Filing of nominations for the Presidential election often provides some comical situations. This writer was the Returning Officer for the Presidential Election in 2007. Men in their ministries would come to file nominations wearing crowns and fancy dress ringing bells. Many of them could hardly stand and were physically supported by their assistants. 'Dhartipakars' are regular contestants in the Presidential election. Although their nominations do not survive beyond the scrutiny stage, they file nominations religiously for the heck of it. One reason which enables them to file nominations and which are required to be considered at the time of scrutiny is that there is a lacuna in the law.

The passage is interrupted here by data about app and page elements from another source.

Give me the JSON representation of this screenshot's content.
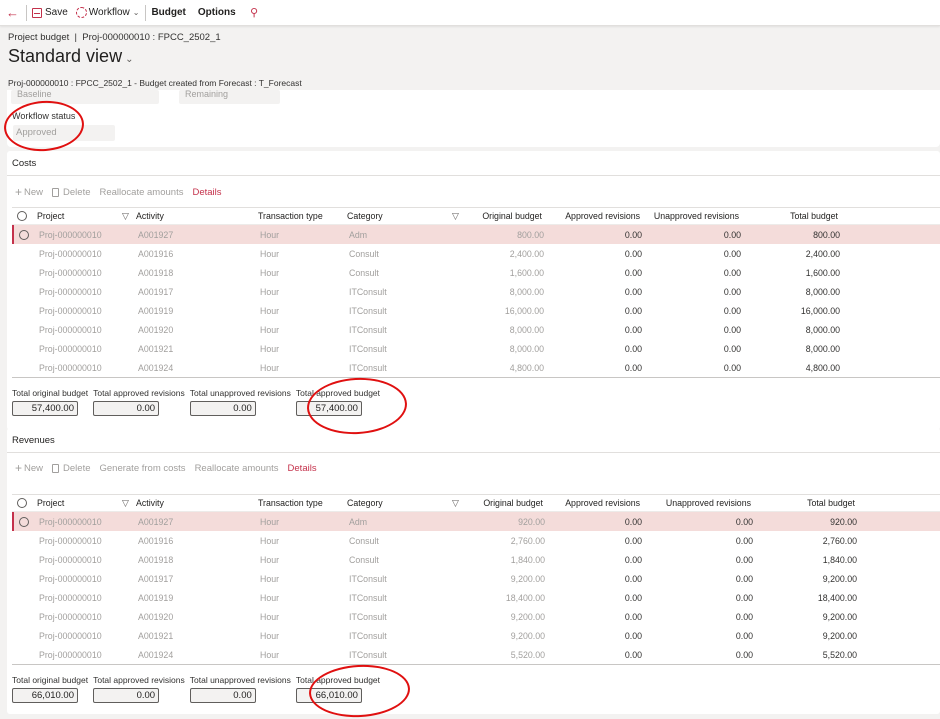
{
  "toolbar": {
    "back_icon": "back-arrow-icon",
    "save_label": "Save",
    "workflow_label": "Workflow",
    "budget_label": "Budget",
    "options_label": "Options",
    "search_icon": "search-icon"
  },
  "header": {
    "breadcrumb": "Project budget  |  Proj-000000010 : FPCC_2502_1",
    "title": "Standard view",
    "subtitle": "Proj-000000010 : FPCC_2502_1 - Budget created from Forecast : T_Forecast"
  },
  "fields": {
    "baseline_label": "Baseline",
    "remaining_label": "Remaining",
    "workflow_status_label": "Workflow status",
    "workflow_status_value": "Approved"
  },
  "costs": {
    "title": "Costs",
    "actions": {
      "new": "New",
      "delete": "Delete",
      "reallocate": "Reallocate amounts",
      "details": "Details"
    },
    "columns": [
      "Project",
      "Activity",
      "Transaction type",
      "Category",
      "Original budget",
      "Approved revisions",
      "Unapproved revisions",
      "Total budget"
    ],
    "rows": [
      {
        "project": "Proj-000000010",
        "activity": "A001927",
        "type": "Hour",
        "category": "Adm",
        "original": "800.00",
        "approved": "0.00",
        "unapproved": "0.00",
        "total": "800.00"
      },
      {
        "project": "Proj-000000010",
        "activity": "A001916",
        "type": "Hour",
        "category": "Consult",
        "original": "2,400.00",
        "approved": "0.00",
        "unapproved": "0.00",
        "total": "2,400.00"
      },
      {
        "project": "Proj-000000010",
        "activity": "A001918",
        "type": "Hour",
        "category": "Consult",
        "original": "1,600.00",
        "approved": "0.00",
        "unapproved": "0.00",
        "total": "1,600.00"
      },
      {
        "project": "Proj-000000010",
        "activity": "A001917",
        "type": "Hour",
        "category": "ITConsult",
        "original": "8,000.00",
        "approved": "0.00",
        "unapproved": "0.00",
        "total": "8,000.00"
      },
      {
        "project": "Proj-000000010",
        "activity": "A001919",
        "type": "Hour",
        "category": "ITConsult",
        "original": "16,000.00",
        "approved": "0.00",
        "unapproved": "0.00",
        "total": "16,000.00"
      },
      {
        "project": "Proj-000000010",
        "activity": "A001920",
        "type": "Hour",
        "category": "ITConsult",
        "original": "8,000.00",
        "approved": "0.00",
        "unapproved": "0.00",
        "total": "8,000.00"
      },
      {
        "project": "Proj-000000010",
        "activity": "A001921",
        "type": "Hour",
        "category": "ITConsult",
        "original": "8,000.00",
        "approved": "0.00",
        "unapproved": "0.00",
        "total": "8,000.00"
      },
      {
        "project": "Proj-000000010",
        "activity": "A001924",
        "type": "Hour",
        "category": "ITConsult",
        "original": "4,800.00",
        "approved": "0.00",
        "unapproved": "0.00",
        "total": "4,800.00"
      }
    ],
    "totals": [
      {
        "label": "Total original budget",
        "value": "57,400.00"
      },
      {
        "label": "Total approved revisions",
        "value": "0.00"
      },
      {
        "label": "Total unapproved revisions",
        "value": "0.00"
      },
      {
        "label": "Total approved budget",
        "value": "57,400.00"
      }
    ]
  },
  "revenues": {
    "title": "Revenues",
    "actions": {
      "new": "New",
      "delete": "Delete",
      "generate": "Generate from costs",
      "reallocate": "Reallocate amounts",
      "details": "Details"
    },
    "columns": [
      "Project",
      "Activity",
      "Transaction type",
      "Category",
      "Original budget",
      "Approved revisions",
      "Unapproved revisions",
      "Total budget"
    ],
    "rows": [
      {
        "project": "Proj-000000010",
        "activity": "A001927",
        "type": "Hour",
        "category": "Adm",
        "original": "920.00",
        "approved": "0.00",
        "unapproved": "0.00",
        "total": "920.00"
      },
      {
        "project": "Proj-000000010",
        "activity": "A001916",
        "type": "Hour",
        "category": "Consult",
        "original": "2,760.00",
        "approved": "0.00",
        "unapproved": "0.00",
        "total": "2,760.00"
      },
      {
        "project": "Proj-000000010",
        "activity": "A001918",
        "type": "Hour",
        "category": "Consult",
        "original": "1,840.00",
        "approved": "0.00",
        "unapproved": "0.00",
        "total": "1,840.00"
      },
      {
        "project": "Proj-000000010",
        "activity": "A001917",
        "type": "Hour",
        "category": "ITConsult",
        "original": "9,200.00",
        "approved": "0.00",
        "unapproved": "0.00",
        "total": "9,200.00"
      },
      {
        "project": "Proj-000000010",
        "activity": "A001919",
        "type": "Hour",
        "category": "ITConsult",
        "original": "18,400.00",
        "approved": "0.00",
        "unapproved": "0.00",
        "total": "18,400.00"
      },
      {
        "project": "Proj-000000010",
        "activity": "A001920",
        "type": "Hour",
        "category": "ITConsult",
        "original": "9,200.00",
        "approved": "0.00",
        "unapproved": "0.00",
        "total": "9,200.00"
      },
      {
        "project": "Proj-000000010",
        "activity": "A001921",
        "type": "Hour",
        "category": "ITConsult",
        "original": "9,200.00",
        "approved": "0.00",
        "unapproved": "0.00",
        "total": "9,200.00"
      },
      {
        "project": "Proj-000000010",
        "activity": "A001924",
        "type": "Hour",
        "category": "ITConsult",
        "original": "5,520.00",
        "approved": "0.00",
        "unapproved": "0.00",
        "total": "5,520.00"
      }
    ],
    "totals": [
      {
        "label": "Total original budget",
        "value": "66,010.00"
      },
      {
        "label": "Total approved revisions",
        "value": "0.00"
      },
      {
        "label": "Total unapproved revisions",
        "value": "0.00"
      },
      {
        "label": "Total approved budget",
        "value": "66,010.00"
      }
    ]
  },
  "selected_row_index": 0,
  "colors": {
    "accent": "#c4314b",
    "selected_row": "#f4dcda",
    "annotation": "#e01010"
  }
}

Under the law a nomination can be rejected at the threshold only if it is not accompanied by a certified copy of the entry relating to the candidate in the electoral role of his Parliamentary constituency. Non-serious nomination would be accompanied by this document so they cannot be rejected. The law requires that every nomination must have fifty electors as proposes and fifty as seconders. The funniest part of these non-serious nominations is that their proposers are mostly mythological characters like Ram, Sita, Hanuman, Ravan etc. Some candidates have Ram, Sita and Ravan together as proposers and seconders. If an appropriate amendment is made in the law these nominations could be rejected at the filing stage itself.

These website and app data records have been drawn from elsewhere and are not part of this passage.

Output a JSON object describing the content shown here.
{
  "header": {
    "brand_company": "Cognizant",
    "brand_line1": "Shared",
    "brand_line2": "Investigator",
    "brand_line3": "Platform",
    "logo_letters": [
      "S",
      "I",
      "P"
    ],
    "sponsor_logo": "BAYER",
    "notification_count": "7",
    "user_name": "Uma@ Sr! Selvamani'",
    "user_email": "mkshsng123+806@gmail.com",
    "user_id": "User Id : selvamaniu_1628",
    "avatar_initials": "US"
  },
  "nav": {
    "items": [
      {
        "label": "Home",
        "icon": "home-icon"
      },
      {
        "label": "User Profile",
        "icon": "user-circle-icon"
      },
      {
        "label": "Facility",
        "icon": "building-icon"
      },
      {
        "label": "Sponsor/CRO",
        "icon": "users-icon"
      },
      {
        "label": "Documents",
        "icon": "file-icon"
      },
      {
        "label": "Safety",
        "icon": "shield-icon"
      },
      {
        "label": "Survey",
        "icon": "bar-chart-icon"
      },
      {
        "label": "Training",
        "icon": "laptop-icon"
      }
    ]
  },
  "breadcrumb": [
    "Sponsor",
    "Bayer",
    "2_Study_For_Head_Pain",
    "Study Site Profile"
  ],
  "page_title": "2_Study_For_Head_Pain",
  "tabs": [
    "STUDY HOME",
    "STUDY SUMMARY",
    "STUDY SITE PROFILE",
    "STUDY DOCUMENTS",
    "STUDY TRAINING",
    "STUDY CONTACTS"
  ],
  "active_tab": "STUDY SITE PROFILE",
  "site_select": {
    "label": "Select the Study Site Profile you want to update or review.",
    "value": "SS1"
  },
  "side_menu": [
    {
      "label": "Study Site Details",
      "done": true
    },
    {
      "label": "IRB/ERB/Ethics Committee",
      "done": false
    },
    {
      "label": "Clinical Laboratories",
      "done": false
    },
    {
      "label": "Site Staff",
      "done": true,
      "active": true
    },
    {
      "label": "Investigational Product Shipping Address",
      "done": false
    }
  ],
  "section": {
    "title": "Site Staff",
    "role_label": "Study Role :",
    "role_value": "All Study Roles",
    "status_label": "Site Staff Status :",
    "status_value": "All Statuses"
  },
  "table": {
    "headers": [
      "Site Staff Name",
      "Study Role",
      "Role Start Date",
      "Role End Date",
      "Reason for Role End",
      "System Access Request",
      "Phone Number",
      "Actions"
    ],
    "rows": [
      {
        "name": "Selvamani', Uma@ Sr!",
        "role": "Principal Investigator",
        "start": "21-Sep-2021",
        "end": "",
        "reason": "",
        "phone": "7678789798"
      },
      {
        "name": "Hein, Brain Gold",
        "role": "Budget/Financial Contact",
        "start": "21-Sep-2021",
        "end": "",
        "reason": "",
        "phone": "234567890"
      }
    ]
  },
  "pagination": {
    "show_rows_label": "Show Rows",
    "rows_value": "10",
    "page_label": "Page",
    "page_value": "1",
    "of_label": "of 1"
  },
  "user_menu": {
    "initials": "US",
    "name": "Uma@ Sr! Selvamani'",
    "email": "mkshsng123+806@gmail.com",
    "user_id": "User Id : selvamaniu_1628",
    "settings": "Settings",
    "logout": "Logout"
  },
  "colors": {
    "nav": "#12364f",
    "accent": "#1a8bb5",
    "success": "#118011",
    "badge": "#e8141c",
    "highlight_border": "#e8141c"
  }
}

Presidential election is an indirect election, but the whole nation participates in it. The constitution makers put in an indirectly elected President because under the system of responsible Government introduced by the Constitution, real power would vest in the Ministry, so it would be anomalous to elect the President directly by the people without giving him real powers (Constituent Assembly Debates). However, the formula laid down in Article 55(2) ensures that the President is in effect elected by the country as a whole. Further, the federal character of the republic is emphasised by the parity that is secured between the State and the Union in terms of votes. For example, the total votes of MPs are 549408 and those of MLA are 549474. Similarly, there is almost uniformity in the scale of representation of States in the Presidential election. For a total population of 549302005, the value of vote is 549474. The method of computation of votes and their value has been ingeniously worked on to ensure that an elected President truly represents the people of the country.
The Prime Minister has always been very careful about the choice of the Presidential Candidates. There is always a disturbing thought at the back of a Prime Minister’s mind that a Politician President may create constitutional and political problems for his Government. There were serious difference between Rajiv Gandhi and Giani Zail Singh. In the above case the differences were well known. But there have been undisclosed and un-discussed differences between Prime Minister and President in the past. If a particular individual chooses to act as a rubber stamp President, that is his choice. But the Constitution can be used by a determined President to make the Prime Minister and his Council of Ministers lose sleep on occasions. That is the reason why a Prime Minister becomes extremely careful about selecting a Presidential candidate. People may innocently believe that our MPs and MLAs elect the President. But it would be more correct to say that it is the Prime Minister who chooses the President. That explains why no one is making a guess, as they would invariably go wrong.
Author is a former Secretary General of the Lok Sabha.